- Read about the history of National Freedom Day and its importance in the fight for civil rights
- Participate in local events or virtual activities that commemorate the day
- Spread awareness and educate others about the significance of National Freedom Day
- Reflect on the meaning of freedom and how it impacts our lives today
Conclusion and Final Thoughts
After conducting thorough research, it’s clear that February 1st is not recognized as a national holiday in the United States. However, it’s important to note that various regions and organizations may have their own local observances or events on this date.
In conclusion, while February 1st is not a widely celebrated holiday, it’s always worth checking with local authorities or community groups to see if there are any special activities or commemorations planned in your area. Whether it’s a day off work or a chance to participate in a meaningful event, February 1st can still hold significance for many people despite not being a national holiday.
In summary, February 1st is not a federal holiday, but it can still be a meaningful day for specific communities or organizations. It’s always a good idea to stay informed about local events and observances, as well as the historical significance of specific dates, to fully appreciate the cultural and historical traditions that may be important to others.
Q: Is February 1st a holiday?
A: No, February 1st is not a national holiday in the United States.
Q: Are there any special events or observances on February 1st?
A: While it is not a holiday, February 1st is National Freedom Day, which commemorates the signing of the 13th Amendment that abolished slavery in the U.S.
Q: Do other countries have holidays on February 1st?
A: It depends on the country. February 1st is not a widely recognized holiday, but some countries may have special events or observances on this day.

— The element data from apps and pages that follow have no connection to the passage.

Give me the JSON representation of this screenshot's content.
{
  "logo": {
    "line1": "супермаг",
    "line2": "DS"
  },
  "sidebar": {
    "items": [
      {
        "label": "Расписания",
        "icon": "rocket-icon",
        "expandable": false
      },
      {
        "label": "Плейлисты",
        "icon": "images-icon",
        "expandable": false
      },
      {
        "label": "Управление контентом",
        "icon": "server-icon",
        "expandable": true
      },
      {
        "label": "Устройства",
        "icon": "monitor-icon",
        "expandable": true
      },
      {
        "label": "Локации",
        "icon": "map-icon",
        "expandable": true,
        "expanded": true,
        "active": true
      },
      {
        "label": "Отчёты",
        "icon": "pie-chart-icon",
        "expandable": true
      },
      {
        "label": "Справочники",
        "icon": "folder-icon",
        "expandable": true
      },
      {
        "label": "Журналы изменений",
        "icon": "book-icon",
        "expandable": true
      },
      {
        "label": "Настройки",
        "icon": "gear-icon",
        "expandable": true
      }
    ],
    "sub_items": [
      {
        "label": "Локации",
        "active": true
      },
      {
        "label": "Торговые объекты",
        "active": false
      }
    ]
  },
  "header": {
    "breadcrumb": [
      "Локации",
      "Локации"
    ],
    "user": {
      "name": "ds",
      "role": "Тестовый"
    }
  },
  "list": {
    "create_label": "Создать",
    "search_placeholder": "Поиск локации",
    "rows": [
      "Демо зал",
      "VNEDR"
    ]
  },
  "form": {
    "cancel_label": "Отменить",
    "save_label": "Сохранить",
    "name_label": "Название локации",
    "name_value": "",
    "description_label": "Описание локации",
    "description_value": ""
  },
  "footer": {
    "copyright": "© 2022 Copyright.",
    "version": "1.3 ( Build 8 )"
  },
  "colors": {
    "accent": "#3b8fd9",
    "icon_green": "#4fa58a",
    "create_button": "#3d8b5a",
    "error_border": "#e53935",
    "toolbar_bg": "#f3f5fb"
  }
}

Q: Is February 1st a special day for any specific groups or communities?
A: Yes, February 1st is also observed as Langar Week by the Sikh community, during which they provide free meals to people from all walks of life.
Q: Can businesses and schools expect to be open on February 1st?
A: Yes, since it is not a national holiday, businesses and schools are expected to operate as usual on February 1st.
Insights and Conclusions
So there you have it! February 1st may not be a widely recognized holiday, but that doesn’t mean you can’t celebrate it in your own way. Whether it’s by enjoying some groundhog-themed festivities or simply taking the time to reflect on the month ahead, February 1st can be a day to mark on your calendar. And who knows, maybe it will become a holiday in the future! Thanks for reading and happy February 1st!